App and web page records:
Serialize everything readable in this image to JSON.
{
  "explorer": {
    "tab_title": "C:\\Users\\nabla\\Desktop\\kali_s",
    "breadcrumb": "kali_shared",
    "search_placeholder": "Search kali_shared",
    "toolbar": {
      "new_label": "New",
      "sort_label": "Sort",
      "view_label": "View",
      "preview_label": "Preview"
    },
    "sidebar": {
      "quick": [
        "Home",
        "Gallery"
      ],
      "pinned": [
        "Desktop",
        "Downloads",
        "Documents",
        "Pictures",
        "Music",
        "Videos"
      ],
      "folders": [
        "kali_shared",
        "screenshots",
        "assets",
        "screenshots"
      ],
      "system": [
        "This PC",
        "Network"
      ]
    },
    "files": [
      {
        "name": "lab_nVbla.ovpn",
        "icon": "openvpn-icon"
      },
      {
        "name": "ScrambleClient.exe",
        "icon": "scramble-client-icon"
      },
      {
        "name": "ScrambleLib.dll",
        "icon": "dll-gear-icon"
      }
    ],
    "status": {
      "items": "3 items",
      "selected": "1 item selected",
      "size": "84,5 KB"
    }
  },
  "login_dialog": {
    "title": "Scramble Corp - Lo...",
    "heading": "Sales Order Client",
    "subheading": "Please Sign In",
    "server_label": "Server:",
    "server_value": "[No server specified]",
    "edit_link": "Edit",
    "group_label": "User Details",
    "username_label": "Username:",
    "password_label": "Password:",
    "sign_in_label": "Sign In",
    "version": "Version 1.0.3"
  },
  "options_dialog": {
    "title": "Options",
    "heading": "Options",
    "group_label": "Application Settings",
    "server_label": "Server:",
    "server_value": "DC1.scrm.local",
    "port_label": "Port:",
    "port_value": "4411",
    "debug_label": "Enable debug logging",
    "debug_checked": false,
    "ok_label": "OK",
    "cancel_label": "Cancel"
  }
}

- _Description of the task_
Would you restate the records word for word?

- _Problem solution_
Serialize everything readable in this image to JSON.
{
  "explorer": {
    "tab_title": "C:\\Users\\nabla\\Desktop\\kali_s",
    "breadcrumb": "kali_shared",
    "search_placeholder": "Search kali_shared",
    "toolbar": {
      "new_label": "New",
      "sort_label": "Sort",
      "view_label": "View",
      "preview_label": "Preview"
    },
    "sidebar": {
      "quick": [
        "Home",
        "Gallery"
      ],
      "pinned": [
        "Desktop",
        "Downloads",
        "Documents",
        "Pictures",
        "Music",
        "Videos"
      ],
      "folders": [
        "kali_shared",
        "screenshots",
        "assets",
        "screenshots"
      ],
      "system": [
        "This PC",
        "Network"
      ]
    },
    "files": [
      {
        "name": "lab_nVbla.ovpn",
        "icon": "openvpn-icon"
      },
      {
        "name": "ScrambleClient.exe",
        "icon": "scramble-client-icon"
      },
      {
        "name": "ScrambleLib.dll",
        "icon": "dll-gear-icon"
      }
    ],
    "status": {
      "items": "3 items",
      "selected": "1 item selected",
      "size": "84,5 KB"
    }
  },
  "login_dialog": {
    "title": "Scramble Corp - Lo...",
    "heading": "Sales Order Client",
    "subheading": "Please Sign In",
    "server_label": "Server:",
    "server_value": "[No server specified]",
    "edit_link": "Edit",
    "group_label": "User Details",
    "username_label": "Username:",
    "password_label": "Password:",
    "sign_in_label": "Sign In",
    "version": "Version 1.0.3"
  },
  "options_dialog": {
    "title": "Options",
    "heading": "Options",
    "group_label": "Application Settings",
    "server_label": "Server:",
    "server_value": "DC1.scrm.local",
    "port_label": "Port:",
    "port_value": "4411",
    "debug_label": "Enable debug logging",
    "debug_checked": false,
    "ok_label": "OK",
    "cancel_label": "Cancel"
  }
}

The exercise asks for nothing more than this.